__About this exercise__. Copy out every line of the data where the word "placeholder" is found.

__Data excerpts__.

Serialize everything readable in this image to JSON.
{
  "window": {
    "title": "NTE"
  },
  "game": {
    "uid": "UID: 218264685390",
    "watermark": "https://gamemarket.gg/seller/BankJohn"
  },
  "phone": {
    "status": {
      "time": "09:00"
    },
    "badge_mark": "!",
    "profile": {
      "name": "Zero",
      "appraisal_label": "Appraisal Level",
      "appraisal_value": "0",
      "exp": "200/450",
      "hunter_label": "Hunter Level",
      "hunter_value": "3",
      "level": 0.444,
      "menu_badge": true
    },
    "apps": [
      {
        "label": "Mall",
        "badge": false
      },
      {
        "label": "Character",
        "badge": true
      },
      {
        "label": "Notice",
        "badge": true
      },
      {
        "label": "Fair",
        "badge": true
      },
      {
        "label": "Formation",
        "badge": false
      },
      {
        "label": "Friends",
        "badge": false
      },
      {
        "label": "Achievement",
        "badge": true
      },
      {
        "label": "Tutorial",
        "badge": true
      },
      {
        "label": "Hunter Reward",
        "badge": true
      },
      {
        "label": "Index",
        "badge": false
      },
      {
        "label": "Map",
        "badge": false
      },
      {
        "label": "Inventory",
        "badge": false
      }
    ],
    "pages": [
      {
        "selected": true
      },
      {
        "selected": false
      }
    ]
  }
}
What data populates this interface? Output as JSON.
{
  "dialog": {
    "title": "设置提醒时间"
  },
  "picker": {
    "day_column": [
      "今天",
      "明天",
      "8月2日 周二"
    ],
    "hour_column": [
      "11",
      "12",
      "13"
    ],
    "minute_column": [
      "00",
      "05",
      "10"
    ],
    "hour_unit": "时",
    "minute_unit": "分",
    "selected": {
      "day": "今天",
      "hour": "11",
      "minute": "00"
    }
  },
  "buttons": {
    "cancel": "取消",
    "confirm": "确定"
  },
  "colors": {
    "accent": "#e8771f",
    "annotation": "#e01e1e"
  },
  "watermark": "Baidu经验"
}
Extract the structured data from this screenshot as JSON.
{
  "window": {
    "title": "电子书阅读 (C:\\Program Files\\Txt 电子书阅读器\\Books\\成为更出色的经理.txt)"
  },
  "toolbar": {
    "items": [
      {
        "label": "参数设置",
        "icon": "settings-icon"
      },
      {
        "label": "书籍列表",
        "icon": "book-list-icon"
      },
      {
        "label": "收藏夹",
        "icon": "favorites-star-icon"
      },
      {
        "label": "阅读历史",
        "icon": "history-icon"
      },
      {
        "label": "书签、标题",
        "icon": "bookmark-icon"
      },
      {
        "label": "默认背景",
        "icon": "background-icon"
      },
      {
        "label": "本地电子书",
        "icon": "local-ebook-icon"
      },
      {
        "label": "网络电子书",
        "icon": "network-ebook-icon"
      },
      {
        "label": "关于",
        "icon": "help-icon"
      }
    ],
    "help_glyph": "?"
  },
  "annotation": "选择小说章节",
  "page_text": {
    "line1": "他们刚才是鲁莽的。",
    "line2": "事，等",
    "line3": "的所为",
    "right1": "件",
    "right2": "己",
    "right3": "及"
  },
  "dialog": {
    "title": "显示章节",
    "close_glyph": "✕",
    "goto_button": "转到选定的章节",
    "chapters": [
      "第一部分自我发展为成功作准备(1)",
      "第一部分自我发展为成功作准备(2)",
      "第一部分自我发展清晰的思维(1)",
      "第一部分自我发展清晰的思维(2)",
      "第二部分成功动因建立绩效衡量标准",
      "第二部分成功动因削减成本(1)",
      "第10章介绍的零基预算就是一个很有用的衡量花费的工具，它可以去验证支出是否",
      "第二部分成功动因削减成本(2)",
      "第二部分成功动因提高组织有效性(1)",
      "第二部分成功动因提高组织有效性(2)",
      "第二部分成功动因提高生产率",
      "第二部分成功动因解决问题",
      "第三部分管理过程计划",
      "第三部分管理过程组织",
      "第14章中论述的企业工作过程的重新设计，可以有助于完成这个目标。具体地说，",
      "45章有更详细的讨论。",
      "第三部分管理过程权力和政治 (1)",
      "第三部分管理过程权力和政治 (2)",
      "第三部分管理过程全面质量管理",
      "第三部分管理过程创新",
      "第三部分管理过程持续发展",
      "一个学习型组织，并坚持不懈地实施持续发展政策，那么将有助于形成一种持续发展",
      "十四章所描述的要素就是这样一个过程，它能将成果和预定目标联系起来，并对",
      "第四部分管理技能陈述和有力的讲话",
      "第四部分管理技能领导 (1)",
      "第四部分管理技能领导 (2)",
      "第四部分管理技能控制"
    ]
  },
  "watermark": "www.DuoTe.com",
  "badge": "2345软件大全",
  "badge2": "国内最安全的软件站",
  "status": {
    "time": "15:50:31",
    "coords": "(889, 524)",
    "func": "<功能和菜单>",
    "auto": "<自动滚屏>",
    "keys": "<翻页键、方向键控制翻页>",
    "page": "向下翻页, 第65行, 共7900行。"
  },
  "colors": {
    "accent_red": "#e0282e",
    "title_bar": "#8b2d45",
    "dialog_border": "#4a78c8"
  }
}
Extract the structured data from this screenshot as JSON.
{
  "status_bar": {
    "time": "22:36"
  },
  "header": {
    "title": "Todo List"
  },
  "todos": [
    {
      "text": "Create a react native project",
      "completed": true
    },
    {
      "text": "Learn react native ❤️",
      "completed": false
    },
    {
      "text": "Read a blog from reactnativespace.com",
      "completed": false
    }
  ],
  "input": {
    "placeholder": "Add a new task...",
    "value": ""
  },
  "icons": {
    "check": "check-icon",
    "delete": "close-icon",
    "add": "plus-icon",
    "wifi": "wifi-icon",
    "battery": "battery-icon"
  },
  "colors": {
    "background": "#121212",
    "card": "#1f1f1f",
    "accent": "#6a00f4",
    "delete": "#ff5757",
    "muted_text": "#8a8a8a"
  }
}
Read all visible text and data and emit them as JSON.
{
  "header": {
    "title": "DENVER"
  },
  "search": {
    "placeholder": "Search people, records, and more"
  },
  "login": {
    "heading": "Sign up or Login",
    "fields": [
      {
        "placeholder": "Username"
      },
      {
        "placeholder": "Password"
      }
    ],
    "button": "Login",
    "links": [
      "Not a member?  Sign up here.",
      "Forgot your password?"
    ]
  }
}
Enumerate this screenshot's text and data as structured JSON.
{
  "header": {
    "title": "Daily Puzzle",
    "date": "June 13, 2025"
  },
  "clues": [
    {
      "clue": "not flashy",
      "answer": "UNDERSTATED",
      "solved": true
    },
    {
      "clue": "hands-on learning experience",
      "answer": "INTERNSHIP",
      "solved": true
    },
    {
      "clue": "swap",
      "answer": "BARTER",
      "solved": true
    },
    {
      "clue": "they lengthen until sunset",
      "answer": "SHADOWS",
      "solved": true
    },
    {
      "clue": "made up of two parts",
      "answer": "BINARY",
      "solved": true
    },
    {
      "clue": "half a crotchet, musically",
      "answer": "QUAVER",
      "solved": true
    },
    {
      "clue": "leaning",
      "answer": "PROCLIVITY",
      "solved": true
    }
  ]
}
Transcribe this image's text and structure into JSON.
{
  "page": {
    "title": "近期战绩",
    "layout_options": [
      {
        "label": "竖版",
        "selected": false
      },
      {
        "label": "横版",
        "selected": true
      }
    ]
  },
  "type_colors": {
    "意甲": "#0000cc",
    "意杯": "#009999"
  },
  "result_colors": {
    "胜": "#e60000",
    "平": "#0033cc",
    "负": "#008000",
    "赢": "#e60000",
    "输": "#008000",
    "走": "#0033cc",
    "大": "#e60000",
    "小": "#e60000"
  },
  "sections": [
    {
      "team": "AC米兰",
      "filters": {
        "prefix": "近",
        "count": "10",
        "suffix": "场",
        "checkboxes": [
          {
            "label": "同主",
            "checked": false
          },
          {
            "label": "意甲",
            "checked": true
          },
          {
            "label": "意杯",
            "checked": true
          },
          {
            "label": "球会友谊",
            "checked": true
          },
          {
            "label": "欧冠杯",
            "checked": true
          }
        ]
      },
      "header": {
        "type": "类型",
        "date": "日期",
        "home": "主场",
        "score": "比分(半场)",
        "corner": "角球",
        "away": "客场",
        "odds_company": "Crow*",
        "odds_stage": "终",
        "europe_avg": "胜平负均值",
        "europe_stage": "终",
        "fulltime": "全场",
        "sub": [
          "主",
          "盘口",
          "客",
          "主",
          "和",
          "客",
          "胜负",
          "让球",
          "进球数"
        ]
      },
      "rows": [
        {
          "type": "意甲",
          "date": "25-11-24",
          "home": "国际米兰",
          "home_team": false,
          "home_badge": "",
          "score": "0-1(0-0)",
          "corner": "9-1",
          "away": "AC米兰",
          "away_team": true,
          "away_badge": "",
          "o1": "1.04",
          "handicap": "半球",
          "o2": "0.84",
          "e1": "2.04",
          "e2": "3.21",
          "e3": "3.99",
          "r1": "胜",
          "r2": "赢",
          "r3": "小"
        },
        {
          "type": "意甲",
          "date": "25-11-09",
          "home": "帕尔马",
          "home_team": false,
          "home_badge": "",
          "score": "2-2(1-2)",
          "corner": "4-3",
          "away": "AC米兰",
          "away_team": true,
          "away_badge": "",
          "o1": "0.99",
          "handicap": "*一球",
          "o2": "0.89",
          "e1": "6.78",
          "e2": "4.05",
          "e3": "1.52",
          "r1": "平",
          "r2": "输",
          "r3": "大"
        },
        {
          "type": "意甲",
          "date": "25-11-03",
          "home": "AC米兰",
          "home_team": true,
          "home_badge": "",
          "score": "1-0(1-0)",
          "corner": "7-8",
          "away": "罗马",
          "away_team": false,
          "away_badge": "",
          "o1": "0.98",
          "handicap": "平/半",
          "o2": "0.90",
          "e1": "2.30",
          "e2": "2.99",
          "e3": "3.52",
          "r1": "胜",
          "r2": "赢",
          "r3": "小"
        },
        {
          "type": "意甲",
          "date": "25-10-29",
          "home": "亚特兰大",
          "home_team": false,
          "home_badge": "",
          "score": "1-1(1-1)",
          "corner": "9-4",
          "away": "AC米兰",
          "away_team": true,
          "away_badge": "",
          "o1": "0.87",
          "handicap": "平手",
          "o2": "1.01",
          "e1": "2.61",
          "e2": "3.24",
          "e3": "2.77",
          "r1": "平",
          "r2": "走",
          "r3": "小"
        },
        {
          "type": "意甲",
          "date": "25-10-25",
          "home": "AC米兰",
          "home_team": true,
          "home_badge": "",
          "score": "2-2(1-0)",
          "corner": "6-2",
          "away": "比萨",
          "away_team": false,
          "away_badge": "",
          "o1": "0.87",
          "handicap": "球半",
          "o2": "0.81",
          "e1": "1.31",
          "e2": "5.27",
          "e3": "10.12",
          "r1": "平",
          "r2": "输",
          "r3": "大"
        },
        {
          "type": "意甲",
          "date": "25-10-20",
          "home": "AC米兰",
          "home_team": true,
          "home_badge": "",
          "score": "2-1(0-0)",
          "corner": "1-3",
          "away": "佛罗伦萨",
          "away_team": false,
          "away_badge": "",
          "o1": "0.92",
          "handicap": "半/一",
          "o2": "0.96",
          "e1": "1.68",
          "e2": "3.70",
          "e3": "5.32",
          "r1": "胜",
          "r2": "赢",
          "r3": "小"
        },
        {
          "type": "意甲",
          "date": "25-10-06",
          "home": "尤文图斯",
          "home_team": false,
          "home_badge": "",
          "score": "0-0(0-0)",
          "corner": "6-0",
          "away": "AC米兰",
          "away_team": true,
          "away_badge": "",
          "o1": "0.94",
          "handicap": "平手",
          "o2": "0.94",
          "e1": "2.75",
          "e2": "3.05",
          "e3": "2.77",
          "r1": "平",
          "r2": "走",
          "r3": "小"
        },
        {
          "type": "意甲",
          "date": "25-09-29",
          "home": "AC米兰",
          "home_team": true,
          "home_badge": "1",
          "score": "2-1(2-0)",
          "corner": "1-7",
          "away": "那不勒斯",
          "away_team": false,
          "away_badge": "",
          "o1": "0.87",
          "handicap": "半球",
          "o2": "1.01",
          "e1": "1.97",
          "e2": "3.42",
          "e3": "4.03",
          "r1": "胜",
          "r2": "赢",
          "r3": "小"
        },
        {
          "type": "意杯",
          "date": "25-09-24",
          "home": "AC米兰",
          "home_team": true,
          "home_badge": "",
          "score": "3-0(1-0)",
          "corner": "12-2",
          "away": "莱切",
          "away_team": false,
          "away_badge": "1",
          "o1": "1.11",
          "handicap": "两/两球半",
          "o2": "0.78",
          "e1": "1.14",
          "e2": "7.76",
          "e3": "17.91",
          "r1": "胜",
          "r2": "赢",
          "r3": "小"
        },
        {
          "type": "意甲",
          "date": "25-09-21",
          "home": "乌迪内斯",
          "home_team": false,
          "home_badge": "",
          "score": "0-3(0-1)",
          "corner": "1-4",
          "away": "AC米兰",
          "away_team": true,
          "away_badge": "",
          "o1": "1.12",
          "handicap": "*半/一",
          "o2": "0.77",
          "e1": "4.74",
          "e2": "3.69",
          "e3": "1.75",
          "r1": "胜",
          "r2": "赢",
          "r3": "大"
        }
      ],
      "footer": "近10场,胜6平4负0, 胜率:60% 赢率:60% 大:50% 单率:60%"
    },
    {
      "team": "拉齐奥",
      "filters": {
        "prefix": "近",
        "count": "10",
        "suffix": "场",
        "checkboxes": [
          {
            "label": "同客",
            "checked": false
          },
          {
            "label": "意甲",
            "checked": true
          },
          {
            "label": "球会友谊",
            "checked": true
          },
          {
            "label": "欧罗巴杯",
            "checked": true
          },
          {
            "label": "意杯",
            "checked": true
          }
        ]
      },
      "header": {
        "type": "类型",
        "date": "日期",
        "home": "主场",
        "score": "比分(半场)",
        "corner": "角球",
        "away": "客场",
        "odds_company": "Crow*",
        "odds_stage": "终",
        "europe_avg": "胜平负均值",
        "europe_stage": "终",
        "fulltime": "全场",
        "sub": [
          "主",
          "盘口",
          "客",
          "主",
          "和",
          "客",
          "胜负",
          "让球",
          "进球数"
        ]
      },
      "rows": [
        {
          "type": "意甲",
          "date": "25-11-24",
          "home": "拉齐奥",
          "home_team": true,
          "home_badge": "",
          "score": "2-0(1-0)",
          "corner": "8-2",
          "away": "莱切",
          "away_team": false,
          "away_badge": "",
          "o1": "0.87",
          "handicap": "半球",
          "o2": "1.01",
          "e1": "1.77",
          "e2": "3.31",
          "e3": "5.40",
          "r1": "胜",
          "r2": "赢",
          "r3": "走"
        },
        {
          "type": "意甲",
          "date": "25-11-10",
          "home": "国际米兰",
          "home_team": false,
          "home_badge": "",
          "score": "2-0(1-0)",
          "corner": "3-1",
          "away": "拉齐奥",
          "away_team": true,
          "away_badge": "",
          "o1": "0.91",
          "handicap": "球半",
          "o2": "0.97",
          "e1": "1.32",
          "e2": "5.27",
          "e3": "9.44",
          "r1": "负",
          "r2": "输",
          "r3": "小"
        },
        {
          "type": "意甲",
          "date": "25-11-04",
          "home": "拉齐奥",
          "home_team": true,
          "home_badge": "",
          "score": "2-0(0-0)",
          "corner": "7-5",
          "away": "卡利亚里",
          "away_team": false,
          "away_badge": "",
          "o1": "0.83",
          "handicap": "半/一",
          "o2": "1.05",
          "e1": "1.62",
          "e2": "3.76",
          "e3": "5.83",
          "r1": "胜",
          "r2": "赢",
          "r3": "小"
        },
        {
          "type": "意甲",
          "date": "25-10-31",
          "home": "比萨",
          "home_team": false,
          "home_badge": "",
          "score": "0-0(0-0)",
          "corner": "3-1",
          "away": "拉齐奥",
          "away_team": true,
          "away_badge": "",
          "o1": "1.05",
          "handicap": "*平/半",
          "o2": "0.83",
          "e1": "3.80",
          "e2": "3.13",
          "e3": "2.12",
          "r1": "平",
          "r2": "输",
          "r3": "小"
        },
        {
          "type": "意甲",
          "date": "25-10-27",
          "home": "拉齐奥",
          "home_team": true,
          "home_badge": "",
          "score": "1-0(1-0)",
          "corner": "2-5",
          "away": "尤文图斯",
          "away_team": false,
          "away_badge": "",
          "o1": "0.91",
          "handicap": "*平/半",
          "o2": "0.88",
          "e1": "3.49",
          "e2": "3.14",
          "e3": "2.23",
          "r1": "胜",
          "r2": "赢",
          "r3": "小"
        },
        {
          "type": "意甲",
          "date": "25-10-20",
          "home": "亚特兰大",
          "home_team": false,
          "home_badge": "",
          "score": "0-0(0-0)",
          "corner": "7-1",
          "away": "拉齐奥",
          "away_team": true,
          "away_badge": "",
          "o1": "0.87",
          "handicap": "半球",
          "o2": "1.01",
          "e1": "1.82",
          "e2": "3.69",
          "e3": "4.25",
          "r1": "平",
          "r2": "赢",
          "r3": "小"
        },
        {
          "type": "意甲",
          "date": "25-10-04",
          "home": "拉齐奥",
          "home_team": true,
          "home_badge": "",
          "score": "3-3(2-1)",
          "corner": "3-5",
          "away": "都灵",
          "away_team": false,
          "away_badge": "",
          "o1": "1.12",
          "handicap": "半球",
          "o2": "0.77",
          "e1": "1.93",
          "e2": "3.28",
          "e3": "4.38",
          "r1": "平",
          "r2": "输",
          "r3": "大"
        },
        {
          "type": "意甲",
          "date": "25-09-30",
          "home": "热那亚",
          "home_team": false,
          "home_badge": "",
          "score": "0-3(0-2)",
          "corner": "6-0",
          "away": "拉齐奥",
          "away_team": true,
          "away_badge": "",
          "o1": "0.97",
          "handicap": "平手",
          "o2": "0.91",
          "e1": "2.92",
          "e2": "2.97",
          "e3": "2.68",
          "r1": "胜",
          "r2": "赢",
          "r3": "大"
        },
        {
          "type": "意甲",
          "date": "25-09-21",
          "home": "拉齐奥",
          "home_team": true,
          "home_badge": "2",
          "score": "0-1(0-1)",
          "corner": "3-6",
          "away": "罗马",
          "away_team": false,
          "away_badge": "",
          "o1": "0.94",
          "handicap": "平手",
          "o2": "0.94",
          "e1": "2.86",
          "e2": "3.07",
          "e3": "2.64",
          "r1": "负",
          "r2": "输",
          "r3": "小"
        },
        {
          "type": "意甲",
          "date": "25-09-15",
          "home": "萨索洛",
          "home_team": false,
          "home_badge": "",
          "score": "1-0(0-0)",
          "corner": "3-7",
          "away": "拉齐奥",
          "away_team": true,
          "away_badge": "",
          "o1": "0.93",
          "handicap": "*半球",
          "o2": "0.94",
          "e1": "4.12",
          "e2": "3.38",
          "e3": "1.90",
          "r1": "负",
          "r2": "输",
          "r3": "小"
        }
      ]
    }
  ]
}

__Solution for this problem__.
    "placeholder": "Add a new task...",
    "placeholder": "Search people, records, and more"
        "placeholder": "Username"
        "placeholder": "Password"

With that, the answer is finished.